Occasionally, it's a good idea to pick up a book for which you have no frame of reference. It can serve as an education, a corrective to bad assumptions, or just a nice diversion from your usual reading. I know very little about European football (soccer) and have virtually no knowledge of the English leagues, which was why David Peace's novel was not only an introduction but also as something much deeper. It also serves as the basis for a movie starring Michael Sheen.
Peace, more well known perhaps for his crime noir Red Riding quartet and his reputation as a British James Ellroy, takes as the novel's subject the short, turbulent career of football manager Brian Clough heading his long-time nemesis, Leeds United. The story is told from Clough's point of view, in short, clipped, often vulgar stretches of self-flaggelation and rage. It isn't necessary to know the backstory to appreciate very early on the stakes.

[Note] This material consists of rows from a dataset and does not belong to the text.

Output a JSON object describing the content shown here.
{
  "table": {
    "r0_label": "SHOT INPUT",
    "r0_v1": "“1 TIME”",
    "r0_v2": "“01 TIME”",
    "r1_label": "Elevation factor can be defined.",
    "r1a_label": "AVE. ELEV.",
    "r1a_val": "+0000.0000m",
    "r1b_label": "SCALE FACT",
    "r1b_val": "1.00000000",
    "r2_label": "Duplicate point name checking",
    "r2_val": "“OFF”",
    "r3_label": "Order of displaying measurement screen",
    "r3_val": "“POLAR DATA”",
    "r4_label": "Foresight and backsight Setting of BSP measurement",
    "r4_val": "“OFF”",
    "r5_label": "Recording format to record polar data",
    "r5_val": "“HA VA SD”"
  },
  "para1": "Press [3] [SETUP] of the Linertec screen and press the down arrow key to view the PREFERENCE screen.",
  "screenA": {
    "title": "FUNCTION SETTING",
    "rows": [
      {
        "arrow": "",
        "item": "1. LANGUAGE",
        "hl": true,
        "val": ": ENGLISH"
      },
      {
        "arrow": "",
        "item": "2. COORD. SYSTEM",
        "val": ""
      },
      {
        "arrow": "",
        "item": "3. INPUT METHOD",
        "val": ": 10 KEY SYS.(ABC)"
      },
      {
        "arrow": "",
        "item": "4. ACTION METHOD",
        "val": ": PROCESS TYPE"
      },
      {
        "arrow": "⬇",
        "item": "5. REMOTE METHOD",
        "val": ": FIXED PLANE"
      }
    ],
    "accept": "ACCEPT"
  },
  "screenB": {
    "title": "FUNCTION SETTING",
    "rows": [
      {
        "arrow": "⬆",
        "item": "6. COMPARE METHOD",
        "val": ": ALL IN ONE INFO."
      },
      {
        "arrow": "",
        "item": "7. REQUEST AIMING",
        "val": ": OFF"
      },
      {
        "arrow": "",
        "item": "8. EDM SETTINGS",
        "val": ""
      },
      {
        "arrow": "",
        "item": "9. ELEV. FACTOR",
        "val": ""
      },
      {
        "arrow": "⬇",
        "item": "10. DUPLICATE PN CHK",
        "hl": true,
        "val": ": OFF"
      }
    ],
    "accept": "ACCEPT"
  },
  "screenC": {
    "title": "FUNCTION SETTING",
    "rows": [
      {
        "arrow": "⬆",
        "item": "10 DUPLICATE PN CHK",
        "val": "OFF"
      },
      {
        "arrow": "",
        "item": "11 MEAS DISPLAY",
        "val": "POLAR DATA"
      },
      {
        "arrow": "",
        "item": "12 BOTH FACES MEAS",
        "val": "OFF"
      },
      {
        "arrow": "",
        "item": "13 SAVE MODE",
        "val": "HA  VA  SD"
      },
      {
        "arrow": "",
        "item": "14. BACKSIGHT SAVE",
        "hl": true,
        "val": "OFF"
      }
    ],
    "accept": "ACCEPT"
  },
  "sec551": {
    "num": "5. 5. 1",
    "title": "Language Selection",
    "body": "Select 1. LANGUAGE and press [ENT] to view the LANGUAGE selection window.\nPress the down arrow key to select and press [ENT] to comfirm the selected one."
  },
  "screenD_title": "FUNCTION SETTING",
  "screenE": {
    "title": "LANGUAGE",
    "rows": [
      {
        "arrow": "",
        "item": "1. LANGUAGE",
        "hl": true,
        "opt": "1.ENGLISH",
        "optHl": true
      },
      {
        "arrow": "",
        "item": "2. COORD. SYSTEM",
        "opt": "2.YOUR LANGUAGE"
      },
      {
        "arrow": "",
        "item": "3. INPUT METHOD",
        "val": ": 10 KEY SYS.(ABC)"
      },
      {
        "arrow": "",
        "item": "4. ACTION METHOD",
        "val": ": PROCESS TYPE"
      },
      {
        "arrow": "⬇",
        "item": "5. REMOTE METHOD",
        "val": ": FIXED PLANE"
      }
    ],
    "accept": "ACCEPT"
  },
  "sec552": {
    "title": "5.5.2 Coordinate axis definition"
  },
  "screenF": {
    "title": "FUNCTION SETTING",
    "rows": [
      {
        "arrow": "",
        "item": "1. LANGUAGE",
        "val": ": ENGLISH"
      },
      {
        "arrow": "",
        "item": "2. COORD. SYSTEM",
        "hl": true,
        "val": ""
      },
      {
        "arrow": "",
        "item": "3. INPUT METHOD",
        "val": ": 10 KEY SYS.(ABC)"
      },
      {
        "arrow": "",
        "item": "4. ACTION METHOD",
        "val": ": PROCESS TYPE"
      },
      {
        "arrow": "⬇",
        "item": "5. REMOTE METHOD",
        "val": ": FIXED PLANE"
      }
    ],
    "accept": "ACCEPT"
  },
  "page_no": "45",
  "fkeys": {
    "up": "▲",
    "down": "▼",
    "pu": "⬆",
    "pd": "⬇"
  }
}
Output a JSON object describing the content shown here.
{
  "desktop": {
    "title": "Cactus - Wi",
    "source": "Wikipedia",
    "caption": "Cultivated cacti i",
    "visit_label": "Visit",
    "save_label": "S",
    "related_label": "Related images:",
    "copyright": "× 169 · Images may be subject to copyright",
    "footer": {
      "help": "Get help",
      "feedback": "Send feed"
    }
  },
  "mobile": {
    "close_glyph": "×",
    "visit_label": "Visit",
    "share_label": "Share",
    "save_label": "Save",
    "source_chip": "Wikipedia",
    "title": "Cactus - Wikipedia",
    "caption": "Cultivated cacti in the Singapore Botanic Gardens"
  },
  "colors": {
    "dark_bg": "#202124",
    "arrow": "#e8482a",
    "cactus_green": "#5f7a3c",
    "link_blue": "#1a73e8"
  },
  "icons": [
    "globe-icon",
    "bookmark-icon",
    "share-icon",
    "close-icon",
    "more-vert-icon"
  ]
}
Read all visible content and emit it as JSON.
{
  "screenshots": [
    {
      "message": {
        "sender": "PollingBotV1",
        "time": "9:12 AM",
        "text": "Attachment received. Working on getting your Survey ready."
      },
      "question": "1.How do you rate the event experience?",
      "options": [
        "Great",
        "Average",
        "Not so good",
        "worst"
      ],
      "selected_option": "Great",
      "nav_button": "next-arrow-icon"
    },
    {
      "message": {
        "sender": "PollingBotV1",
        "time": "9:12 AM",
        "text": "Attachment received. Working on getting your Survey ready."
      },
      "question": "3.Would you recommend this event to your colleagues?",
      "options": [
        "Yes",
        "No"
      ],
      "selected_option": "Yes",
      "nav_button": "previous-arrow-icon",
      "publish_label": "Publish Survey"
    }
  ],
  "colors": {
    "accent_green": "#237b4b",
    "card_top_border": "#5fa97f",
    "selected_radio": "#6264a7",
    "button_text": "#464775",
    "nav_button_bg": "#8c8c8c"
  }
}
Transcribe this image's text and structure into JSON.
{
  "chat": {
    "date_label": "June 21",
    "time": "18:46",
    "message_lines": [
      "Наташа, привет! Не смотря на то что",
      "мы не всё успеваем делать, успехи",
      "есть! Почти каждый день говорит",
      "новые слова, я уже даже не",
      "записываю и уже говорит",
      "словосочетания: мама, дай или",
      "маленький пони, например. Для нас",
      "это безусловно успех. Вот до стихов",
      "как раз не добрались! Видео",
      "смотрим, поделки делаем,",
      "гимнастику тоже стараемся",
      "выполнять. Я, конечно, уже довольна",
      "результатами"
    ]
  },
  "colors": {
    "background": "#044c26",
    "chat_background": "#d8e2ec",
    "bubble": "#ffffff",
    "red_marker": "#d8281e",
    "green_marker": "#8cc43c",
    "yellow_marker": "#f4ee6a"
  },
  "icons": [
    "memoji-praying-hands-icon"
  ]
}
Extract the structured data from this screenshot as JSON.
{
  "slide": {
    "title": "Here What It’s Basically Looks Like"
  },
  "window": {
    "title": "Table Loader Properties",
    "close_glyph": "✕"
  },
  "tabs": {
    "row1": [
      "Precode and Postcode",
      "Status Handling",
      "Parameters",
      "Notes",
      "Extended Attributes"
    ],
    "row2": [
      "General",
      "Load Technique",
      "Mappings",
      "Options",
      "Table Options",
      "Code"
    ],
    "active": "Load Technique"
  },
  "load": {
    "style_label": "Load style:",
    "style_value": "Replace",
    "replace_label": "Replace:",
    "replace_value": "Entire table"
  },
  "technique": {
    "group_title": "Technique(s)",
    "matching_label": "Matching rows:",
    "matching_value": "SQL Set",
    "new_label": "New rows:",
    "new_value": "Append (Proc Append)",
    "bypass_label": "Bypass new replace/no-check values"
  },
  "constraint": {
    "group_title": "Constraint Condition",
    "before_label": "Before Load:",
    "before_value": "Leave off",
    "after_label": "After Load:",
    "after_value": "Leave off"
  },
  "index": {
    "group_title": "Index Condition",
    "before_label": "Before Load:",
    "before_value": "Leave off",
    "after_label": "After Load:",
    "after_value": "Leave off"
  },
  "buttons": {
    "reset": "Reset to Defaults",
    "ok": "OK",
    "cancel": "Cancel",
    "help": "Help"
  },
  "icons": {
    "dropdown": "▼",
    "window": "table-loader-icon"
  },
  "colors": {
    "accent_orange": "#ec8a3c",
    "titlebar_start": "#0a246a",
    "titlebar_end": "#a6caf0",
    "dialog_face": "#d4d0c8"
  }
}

Clough, a footballer whose career ended prematurely due to injury, becomes the manager of Derby County and quickly gains a reputation as a brilliant manager. His nemesis, though, is Don Revie's Leeds United, a championship club he holds in the utmost scorn for what he perceives as their dirty play. He is publicly critical of them and their manager while at the same time building his own legend in Derby. When he is forced out in Derby, he becomes Leeds' unlikely hire after Revie takes the England manager's job.
From there, Clough embarks on a whirlwind 44 days as manager, trying to change the character of the team while at the same time hating what he has inherited. It is Peace's achievement in this novel to tell both stories of Clough's rise and fall simultaneously, showing the seeds of his downfall in his rise. Constantly, Peace's Clough understands it's not his team, but Revie's. There is no changing them, and even as he tries to lead them, he still hates them. Even a reader with no interest in soccer can appreciate the humanity in the observation, "They love me for what I'm not. They hate me for what I am."
Clough does not believe in God, but he does believe in sport, which makes him believe in himself. It's easy to recognize the familiar egotism that runs through virtually every athlete. The idea that particular teams can be cursed, that the game can help one overcome life, that to beat an opponent is in some ways a moral exercise. "You believe in football; in the repetition of football; the repetition within each game, within each season, within the history of each club, the history of the game - "
But again and again, life intrudes to recalibrate what Clough feels about himself and the game, and the games outside the game. The turning point comes when Clough's mother dies. She isn't really a character in the novel (indeed, characters in the novel mostly serve as foils for the portrait of Clough that emerges) but it is her death which begins the descent that eventually carries him to Leeds, "The end of anything good. The beginning of everything bad..." Clough doesn't believe in an afterlife, no heaven, no hell, no God, nothing, but after her death, "for once in your life, just this once, you wish you were wrong."
Clough, in real life, went on to once again achieve success with Nottingham Forest, becoming the sort of sports figure for whom statues are erected. Peace's novel though reminds us that even the worlds we create within our world -entertainment, sports, business - all seek to operate outside life according to rules of effort, and fairplay. Rules we devise. And yet, even there, the ball seems to bounce against us, no matter what strategies we devise, what defenses we deploy, whatever trophies we think we may capture.